> PROBLEM: All of the records should be reproduced word for word, but no images may appear in the copy.

# # # # #

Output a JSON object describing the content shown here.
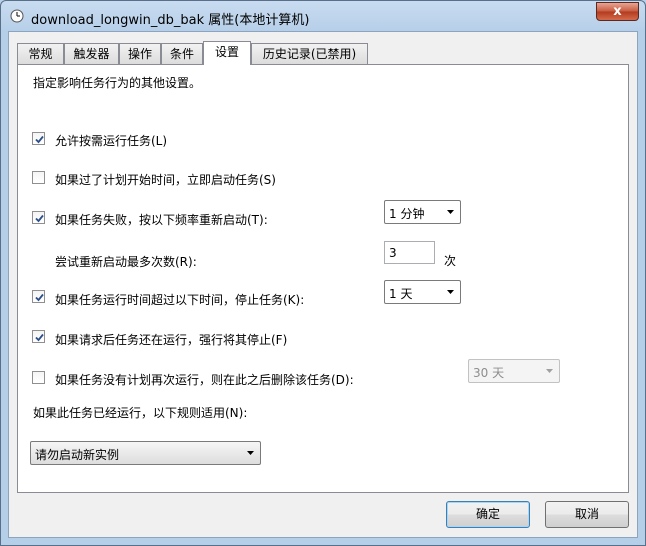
{
  "window": {
    "title": "download_longwin_db_bak 属性(本地计算机)",
    "close_label": "x"
  },
  "tabs": [
    {
      "label": "常规",
      "active": false
    },
    {
      "label": "触发器",
      "active": false
    },
    {
      "label": "操作",
      "active": false
    },
    {
      "label": "条件",
      "active": false
    },
    {
      "label": "设置",
      "active": true
    },
    {
      "label": "历史记录(已禁用)",
      "active": false
    }
  ],
  "settings": {
    "description": "指定影响任务行为的其他设置。",
    "allow_on_demand": {
      "label": "允许按需运行任务(L)",
      "checked": true
    },
    "start_if_missed": {
      "label": "如果过了计划开始时间，立即启动任务(S)",
      "checked": false
    },
    "restart_on_fail": {
      "label": "如果任务失败，按以下频率重新启动(T):",
      "checked": true,
      "interval": "1 分钟"
    },
    "restart_attempts": {
      "label": "尝试重新启动最多次数(R):",
      "value": "3",
      "unit": "次"
    },
    "stop_if_longer": {
      "label": "如果任务运行时间超过以下时间，停止任务(K):",
      "checked": true,
      "duration": "1 天"
    },
    "force_stop": {
      "label": "如果请求后任务还在运行，强行将其停止(F)",
      "checked": true
    },
    "delete_if_not_scheduled": {
      "label": "如果任务没有计划再次运行，则在此之后删除该任务(D):",
      "checked": false,
      "after": "30 天"
    },
    "rule_label": "如果此任务已经运行，以下规则适用(N):",
    "rule_value": "请勿启动新实例"
  },
  "buttons": {
    "ok": "确定",
    "cancel": "取消"
  }
}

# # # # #

> RESPONSE TO THIS EXERCISE:
Output a JSON object describing the content shown here.
{
  "window": {
    "title": "download_longwin_db_bak 属性(本地计算机)",
    "close_label": "x"
  },
  "tabs": [
    {
      "label": "常规",
      "active": false
    },
    {
      "label": "触发器",
      "active": false
    },
    {
      "label": "操作",
      "active": false
    },
    {
      "label": "条件",
      "active": false
    },
    {
      "label": "设置",
      "active": true
    },
    {
      "label": "历史记录(已禁用)",
      "active": false
    }
  ],
  "settings": {
    "description": "指定影响任务行为的其他设置。",
    "allow_on_demand": {
      "label": "允许按需运行任务(L)",
      "checked": true
    },
    "start_if_missed": {
      "label": "如果过了计划开始时间，立即启动任务(S)",
      "checked": false
    },
    "restart_on_fail": {
      "label": "如果任务失败，按以下频率重新启动(T):",
      "checked": true,
      "interval": "1 分钟"
    },
    "restart_attempts": {
      "label": "尝试重新启动最多次数(R):",
      "value": "3",
      "unit": "次"
    },
    "stop_if_longer": {
      "label": "如果任务运行时间超过以下时间，停止任务(K):",
      "checked": true,
      "duration": "1 天"
    },
    "force_stop": {
      "label": "如果请求后任务还在运行，强行将其停止(F)",
      "checked": true
    },
    "delete_if_not_scheduled": {
      "label": "如果任务没有计划再次运行，则在此之后删除该任务(D):",
      "checked": false,
      "after": "30 天"
    },
    "rule_label": "如果此任务已经运行，以下规则适用(N):",
    "rule_value": "请勿启动新实例"
  },
  "buttons": {
    "ok": "确定",
    "cancel": "取消"
  }
}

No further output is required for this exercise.